Excerpts from an interface dataset —
=== Section Start ===

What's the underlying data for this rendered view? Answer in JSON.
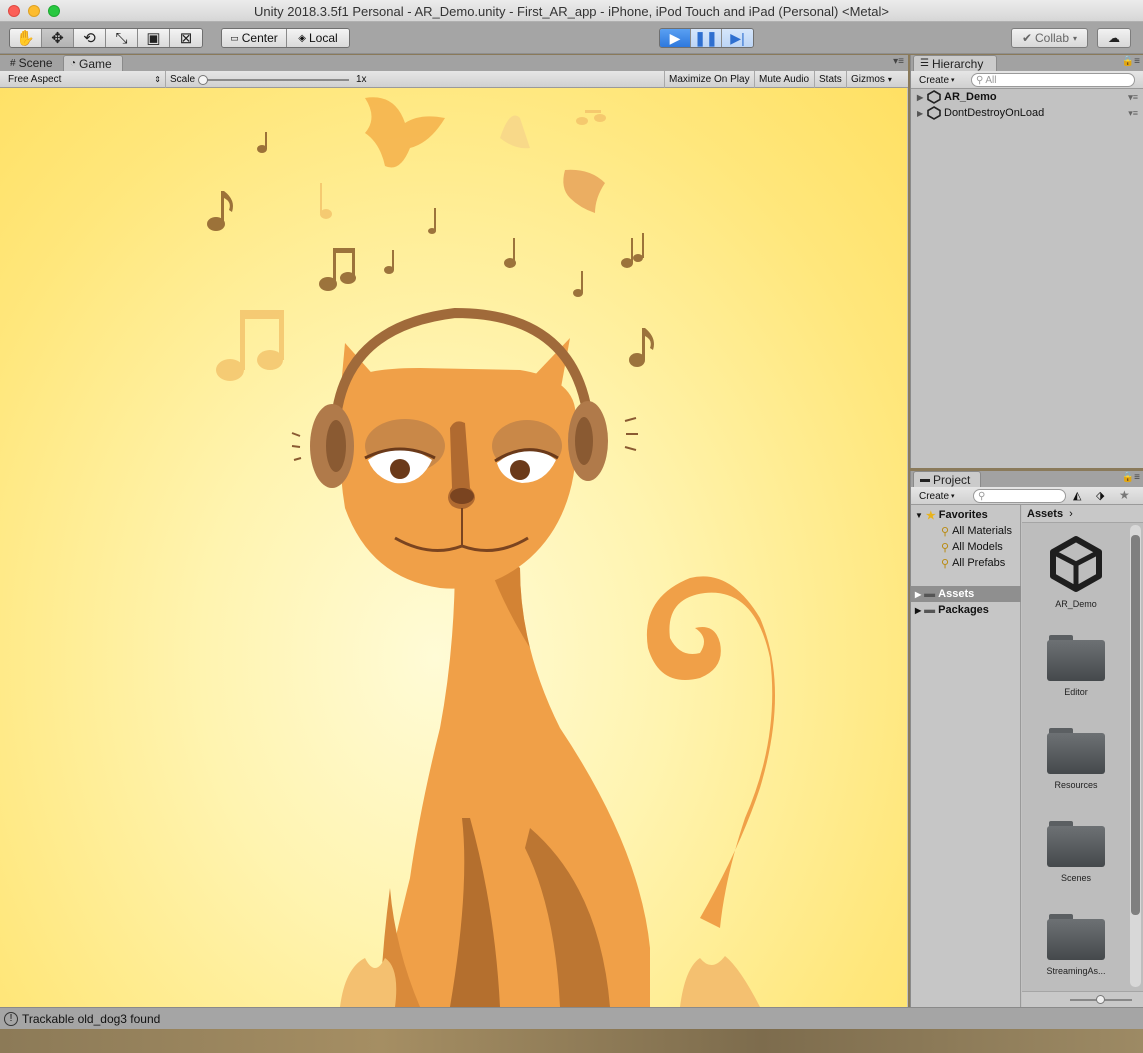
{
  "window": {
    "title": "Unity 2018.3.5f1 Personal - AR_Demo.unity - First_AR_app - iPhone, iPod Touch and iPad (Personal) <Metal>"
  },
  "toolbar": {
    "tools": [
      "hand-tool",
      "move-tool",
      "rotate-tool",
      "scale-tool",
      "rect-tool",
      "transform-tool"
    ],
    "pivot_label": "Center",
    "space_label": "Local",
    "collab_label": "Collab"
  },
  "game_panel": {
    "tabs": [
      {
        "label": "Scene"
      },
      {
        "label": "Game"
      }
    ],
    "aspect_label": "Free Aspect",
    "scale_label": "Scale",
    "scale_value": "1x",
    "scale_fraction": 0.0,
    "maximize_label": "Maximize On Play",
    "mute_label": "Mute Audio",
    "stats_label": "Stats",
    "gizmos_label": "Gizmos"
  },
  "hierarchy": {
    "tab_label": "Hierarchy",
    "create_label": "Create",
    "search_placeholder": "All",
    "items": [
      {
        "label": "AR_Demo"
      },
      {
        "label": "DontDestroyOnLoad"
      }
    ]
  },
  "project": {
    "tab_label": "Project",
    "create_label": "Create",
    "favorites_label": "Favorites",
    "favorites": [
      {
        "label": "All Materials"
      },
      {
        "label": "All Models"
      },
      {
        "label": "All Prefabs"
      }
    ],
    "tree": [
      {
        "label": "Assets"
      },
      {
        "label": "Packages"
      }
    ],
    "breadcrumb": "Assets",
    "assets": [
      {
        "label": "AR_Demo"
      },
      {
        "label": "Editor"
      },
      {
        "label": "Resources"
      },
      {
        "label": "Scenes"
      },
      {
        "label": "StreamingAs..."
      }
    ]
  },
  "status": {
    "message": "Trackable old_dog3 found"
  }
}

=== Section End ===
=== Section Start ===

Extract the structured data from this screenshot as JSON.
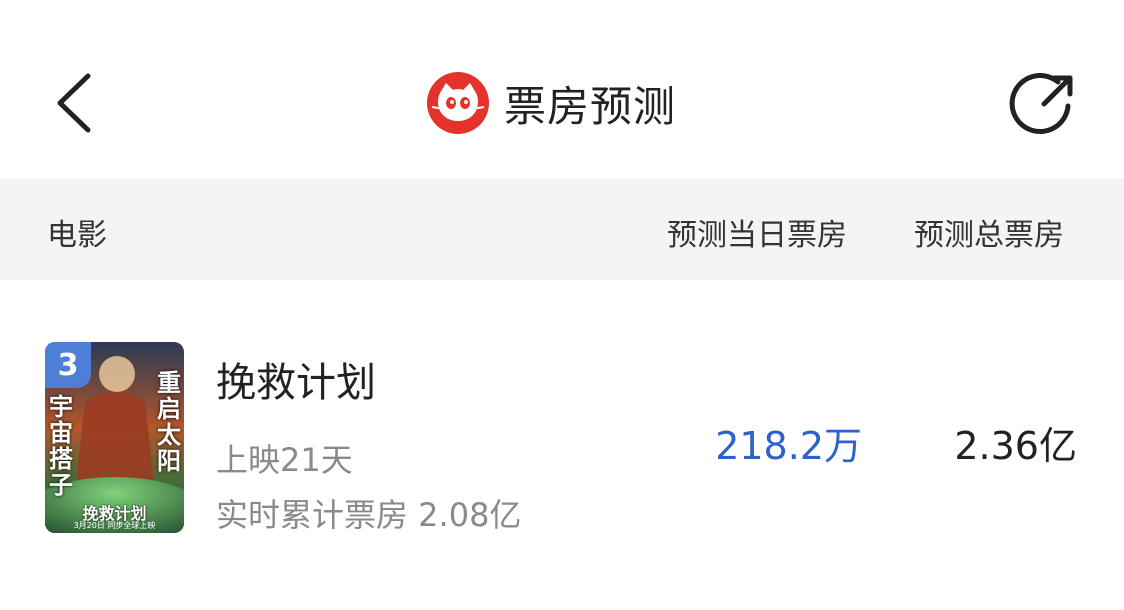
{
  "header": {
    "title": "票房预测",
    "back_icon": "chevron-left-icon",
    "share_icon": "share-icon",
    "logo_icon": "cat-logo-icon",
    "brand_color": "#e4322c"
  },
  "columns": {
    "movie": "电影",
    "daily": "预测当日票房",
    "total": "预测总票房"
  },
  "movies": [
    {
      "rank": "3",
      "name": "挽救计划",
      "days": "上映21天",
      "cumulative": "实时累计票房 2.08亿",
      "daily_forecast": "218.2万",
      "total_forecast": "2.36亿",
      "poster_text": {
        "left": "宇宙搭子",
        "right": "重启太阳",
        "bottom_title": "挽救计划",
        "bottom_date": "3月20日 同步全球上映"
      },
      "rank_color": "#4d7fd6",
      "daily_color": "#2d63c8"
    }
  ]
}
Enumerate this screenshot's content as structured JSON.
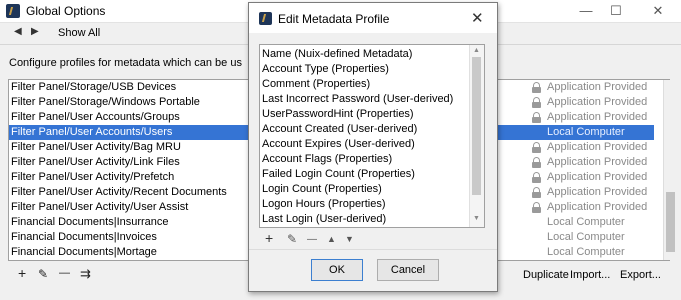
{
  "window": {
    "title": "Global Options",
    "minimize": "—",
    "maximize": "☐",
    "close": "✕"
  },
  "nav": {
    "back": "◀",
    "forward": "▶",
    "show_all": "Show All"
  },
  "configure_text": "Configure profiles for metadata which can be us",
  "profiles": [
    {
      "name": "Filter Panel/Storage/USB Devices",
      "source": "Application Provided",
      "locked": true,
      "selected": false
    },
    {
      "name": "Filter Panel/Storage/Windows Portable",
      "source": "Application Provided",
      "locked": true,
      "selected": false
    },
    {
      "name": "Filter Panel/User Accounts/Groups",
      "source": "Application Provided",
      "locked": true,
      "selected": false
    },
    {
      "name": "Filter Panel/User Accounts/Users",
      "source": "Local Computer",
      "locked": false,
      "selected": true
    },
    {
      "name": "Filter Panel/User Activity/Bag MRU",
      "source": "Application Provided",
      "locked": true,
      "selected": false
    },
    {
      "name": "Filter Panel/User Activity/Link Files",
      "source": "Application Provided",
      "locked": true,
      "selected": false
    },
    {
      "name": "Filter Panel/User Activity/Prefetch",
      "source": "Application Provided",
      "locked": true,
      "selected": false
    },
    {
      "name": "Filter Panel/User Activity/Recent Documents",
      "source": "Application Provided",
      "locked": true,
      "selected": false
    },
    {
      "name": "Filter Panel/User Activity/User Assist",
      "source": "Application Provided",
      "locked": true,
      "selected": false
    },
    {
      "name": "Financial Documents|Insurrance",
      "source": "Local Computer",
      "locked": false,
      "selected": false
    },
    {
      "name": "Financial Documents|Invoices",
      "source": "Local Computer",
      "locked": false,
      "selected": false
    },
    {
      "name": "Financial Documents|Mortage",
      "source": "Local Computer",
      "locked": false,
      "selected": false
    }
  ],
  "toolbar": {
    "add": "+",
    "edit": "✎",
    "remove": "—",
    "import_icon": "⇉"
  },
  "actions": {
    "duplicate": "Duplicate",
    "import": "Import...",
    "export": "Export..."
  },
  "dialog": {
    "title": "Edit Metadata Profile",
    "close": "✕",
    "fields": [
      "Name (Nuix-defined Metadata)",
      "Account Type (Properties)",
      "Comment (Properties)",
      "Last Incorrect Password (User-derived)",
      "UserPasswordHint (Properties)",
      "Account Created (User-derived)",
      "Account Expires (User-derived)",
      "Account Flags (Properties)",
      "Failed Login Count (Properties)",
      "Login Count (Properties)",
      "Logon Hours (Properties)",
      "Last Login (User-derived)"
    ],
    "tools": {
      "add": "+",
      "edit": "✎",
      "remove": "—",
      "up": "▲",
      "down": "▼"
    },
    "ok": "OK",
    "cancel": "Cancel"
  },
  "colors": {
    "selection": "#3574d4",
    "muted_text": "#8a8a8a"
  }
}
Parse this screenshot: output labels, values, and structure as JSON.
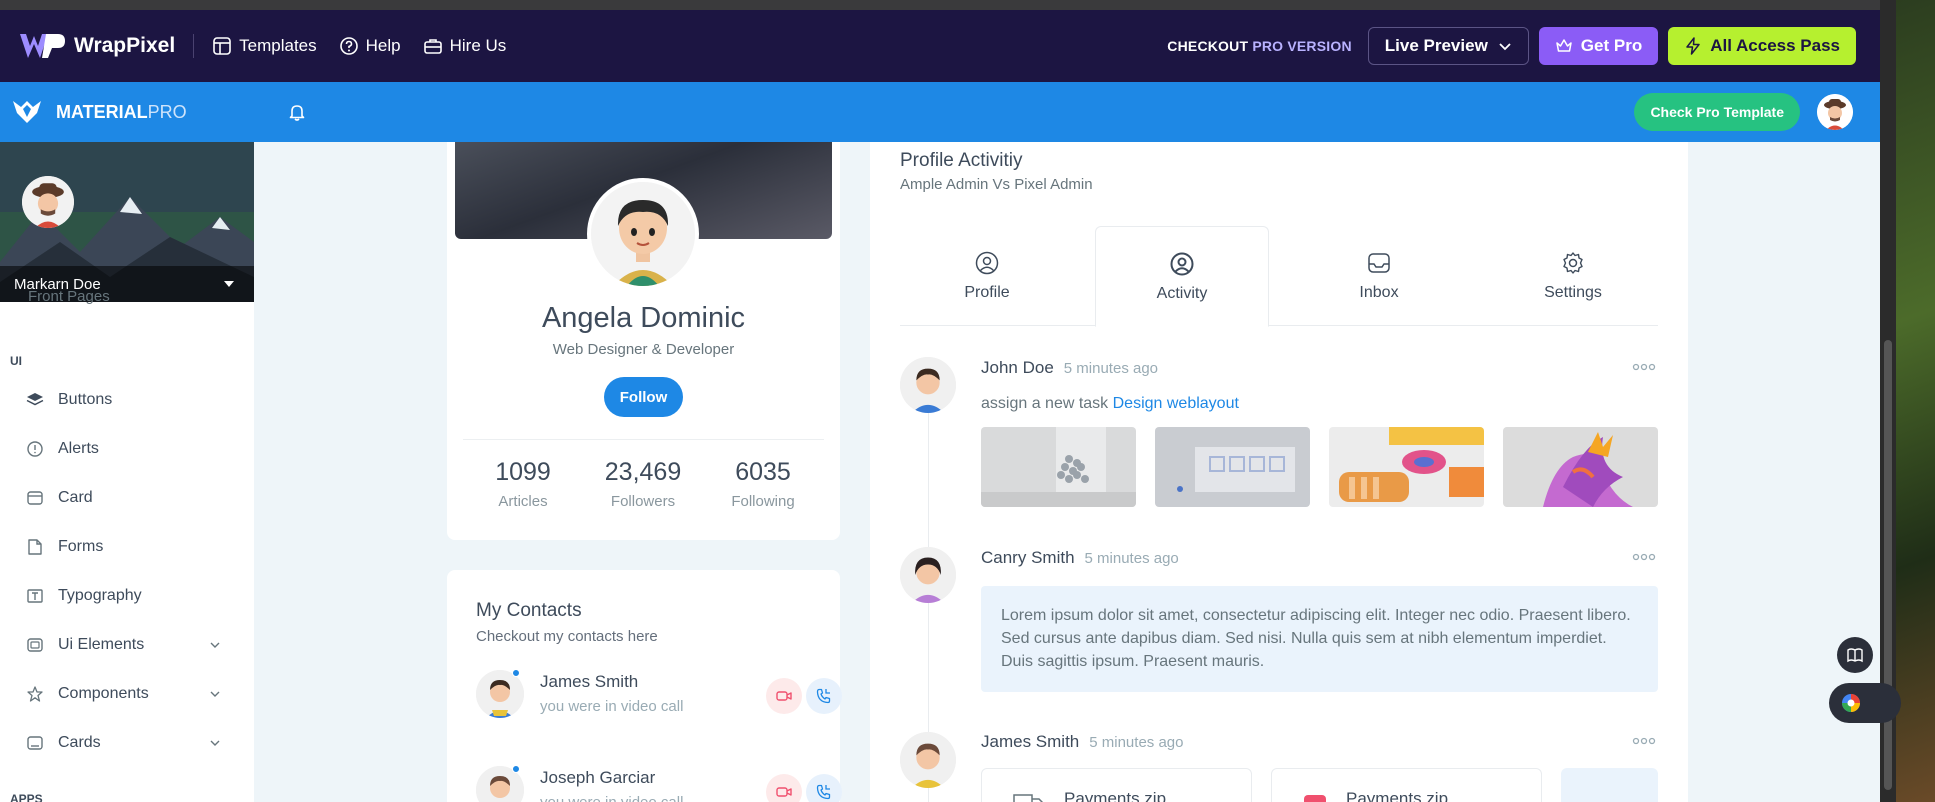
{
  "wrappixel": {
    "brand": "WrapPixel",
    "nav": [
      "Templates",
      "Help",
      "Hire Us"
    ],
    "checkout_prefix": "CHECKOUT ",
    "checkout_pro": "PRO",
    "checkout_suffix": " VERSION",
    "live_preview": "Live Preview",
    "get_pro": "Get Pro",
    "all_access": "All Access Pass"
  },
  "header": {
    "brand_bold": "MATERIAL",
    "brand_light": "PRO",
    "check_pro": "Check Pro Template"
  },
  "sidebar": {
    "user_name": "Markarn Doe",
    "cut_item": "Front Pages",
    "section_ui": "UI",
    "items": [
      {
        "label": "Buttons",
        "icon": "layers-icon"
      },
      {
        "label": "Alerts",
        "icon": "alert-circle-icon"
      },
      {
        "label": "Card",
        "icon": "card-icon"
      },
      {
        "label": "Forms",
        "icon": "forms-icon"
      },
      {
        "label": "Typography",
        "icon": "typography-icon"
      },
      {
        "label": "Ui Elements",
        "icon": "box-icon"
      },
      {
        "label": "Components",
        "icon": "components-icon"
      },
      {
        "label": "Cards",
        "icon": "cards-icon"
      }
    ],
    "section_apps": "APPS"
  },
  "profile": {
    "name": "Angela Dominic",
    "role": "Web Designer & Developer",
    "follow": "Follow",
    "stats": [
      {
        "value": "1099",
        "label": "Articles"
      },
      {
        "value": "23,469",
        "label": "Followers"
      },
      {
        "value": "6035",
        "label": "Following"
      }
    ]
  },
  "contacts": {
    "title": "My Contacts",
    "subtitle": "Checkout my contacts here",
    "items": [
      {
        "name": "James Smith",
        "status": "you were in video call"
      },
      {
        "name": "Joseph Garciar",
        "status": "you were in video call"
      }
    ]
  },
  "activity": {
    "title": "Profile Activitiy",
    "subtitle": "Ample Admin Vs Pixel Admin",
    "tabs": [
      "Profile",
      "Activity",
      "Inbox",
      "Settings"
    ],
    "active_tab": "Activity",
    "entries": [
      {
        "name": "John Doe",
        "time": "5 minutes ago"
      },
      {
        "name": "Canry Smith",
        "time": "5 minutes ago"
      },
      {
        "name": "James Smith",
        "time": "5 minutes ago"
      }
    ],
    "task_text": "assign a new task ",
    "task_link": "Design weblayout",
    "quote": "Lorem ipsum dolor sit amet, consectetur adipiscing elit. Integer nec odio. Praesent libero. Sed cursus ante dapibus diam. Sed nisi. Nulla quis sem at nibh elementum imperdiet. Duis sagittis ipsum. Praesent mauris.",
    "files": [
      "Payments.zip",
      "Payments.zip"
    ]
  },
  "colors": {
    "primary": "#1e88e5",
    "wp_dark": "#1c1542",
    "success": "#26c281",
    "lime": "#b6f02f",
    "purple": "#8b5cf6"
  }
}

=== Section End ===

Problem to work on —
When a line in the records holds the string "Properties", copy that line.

Written answer —
      "Account Type (Properties)",
      "Comment (Properties)",
      "UserPasswordHint (Properties)",
      "Account Flags (Properties)",
      "Failed Login Count (Properties)",
      "Login Count (Properties)",
      "Logon Hours (Properties)",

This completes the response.